Besides dinner services, covered jars, tea, coffee and chocolate sets decorated in 'Gold' Imari with this design, also other utilitarian or luxury items were ordered after a Western model. These included cylindrical beer mugs, chamber-pots, cuspidors and shaving bowls therefore this shaving bowl can be considered a Japon de commande object. (Jörg 2003/1, p.164, cat. 188)
For other objects decorated with this design in 'gold' Imari, please see:
- Japanese porcelain. A collector's guide to general aspects and decorative motifs, (P.L.W. Arts, De Tijdstroom, Lochem, 1983), p.135, Plate 80.
- Imari-Porzellan am Hofe der Kaiserin Maria Theresia, exhibition catalogue (Hetjens-Museum, Düsseldorf, 2000), p.49, cat. 10.
- Fine & Curious. Japanese Export Porcelain in Dutch Collections, (C.J.A. Jörg, Hotei Publishing, Amsterdam, 2003), pp.115-116, cat. 123 & 200-201, cat. 256.
The first documentary evidence for scheerbeckens or shaving bowls is a 1662 invoice from the Director of the Deshima factory in Nagasaki regarding an order for 258 of these dishes for shipment to the Netherlands. After this point shaving dishes become a regular export item.
Shaving bowls were used by barbers and were indispensable in the Dutch household too. They were made of earthenware, pewter, copper and even silver. Beside their function as a shaving utensil, they had an alternative use, namely to let blood from a vein in the arm during blood-letting. This was a medical procedure thought to drain bad blood from the system, which was also performed by the barber/surgeon.
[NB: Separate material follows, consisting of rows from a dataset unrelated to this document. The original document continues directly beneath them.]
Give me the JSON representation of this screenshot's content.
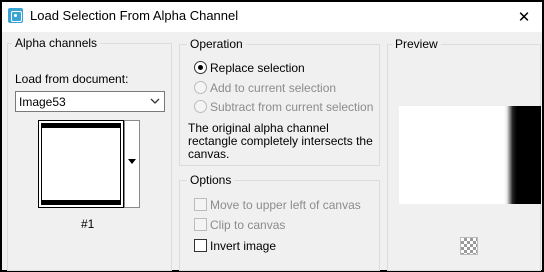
{
  "window": {
    "title": "Load Selection From Alpha Channel"
  },
  "alpha_channels": {
    "legend": "Alpha channels",
    "load_from_label": "Load from document:",
    "document_value": "Image53",
    "channel_caption": "#1"
  },
  "operation": {
    "legend": "Operation",
    "options": [
      {
        "label": "Replace selection",
        "selected": true,
        "enabled": true
      },
      {
        "label": "Add to current selection",
        "selected": false,
        "enabled": false
      },
      {
        "label": "Subtract from current selection",
        "selected": false,
        "enabled": false
      }
    ],
    "description_line1": "The original alpha channel",
    "description_line2": "rectangle completely intersects the",
    "description_line3": "canvas."
  },
  "options": {
    "legend": "Options",
    "items": [
      {
        "label": "Move to upper left of canvas",
        "checked": false,
        "enabled": false
      },
      {
        "label": "Clip to canvas",
        "checked": false,
        "enabled": false
      },
      {
        "label": "Invert image",
        "checked": false,
        "enabled": true
      }
    ]
  },
  "preview": {
    "legend": "Preview"
  },
  "icons": {
    "app": "selection-app-icon",
    "close": "close-icon",
    "dropdown": "chevron-down-icon",
    "channel_dropdown": "triangle-down-icon",
    "checker": "transparency-checker-icon"
  }
}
In the seventeenth century, regulations were put in place in England to govern what barbers were permitted to do. Thus they became confined to bloodletting and treating external diseases. In Prussia the barbers' and the surgeons' guild joined in 1779, and it was said of great Prussian surgeons that they had risen "up from the barber's bowl”. Both purposes explain the semi-circular saving. The two holes in the rim are for a cord or string. A shaving basin with the actual silk string still attached was excavated in Amsterdam. The string was used to suspend it from the client's neck to catch lather and water during shaving, or to hang the bowl on the wall thus implying that owners also appreciated the bowl for its decorative value as well as its function. Shaving bowls can be seen hanging on the wall as such in some dollhouses.
Cornelis Troost, Arlequin toovenaar en barbier, 1738, Mauritshuis, The Hague, Netherlands, inv. nr. 184. In spite of the satirical intent, the painting reflects actual usage.
The doll’s house of Petronella Dunois (1650-1695), c. 1676, Rijksmuseum, Amsterdam, the Netherlands, inv.nr. BK-14656. Two shaving dishes are suspended on the left wall.
Chinese shaving bowls usually have the holes in the footring instead of the rim. Most Japanese barber’s bowls are more or less rounded, whereas Chinese barber’s bowls usually are oval (for a Chinese example, please see the 'Sold Archives' object 2011301)
Larger pieces of Japanese porcelain such as plates, bowls and dishes, had a tendency to ‘sag’ during firing. That’s why they were often supported in the kiln by small stoneware pillars. After firing, these small cones or spurs which adhered to the base were knocked off, leaving behind small unglazed rough patches or spur marks on the base. The supports were arranged in X, Y or other patterns. Whether they have any relevance to dating or an attribution to a specific kiln is still unresolved. These spur marks are typically Japanese and are rarely seen on Chinese porcelain.
Condition: Some wear to the decoration due to use.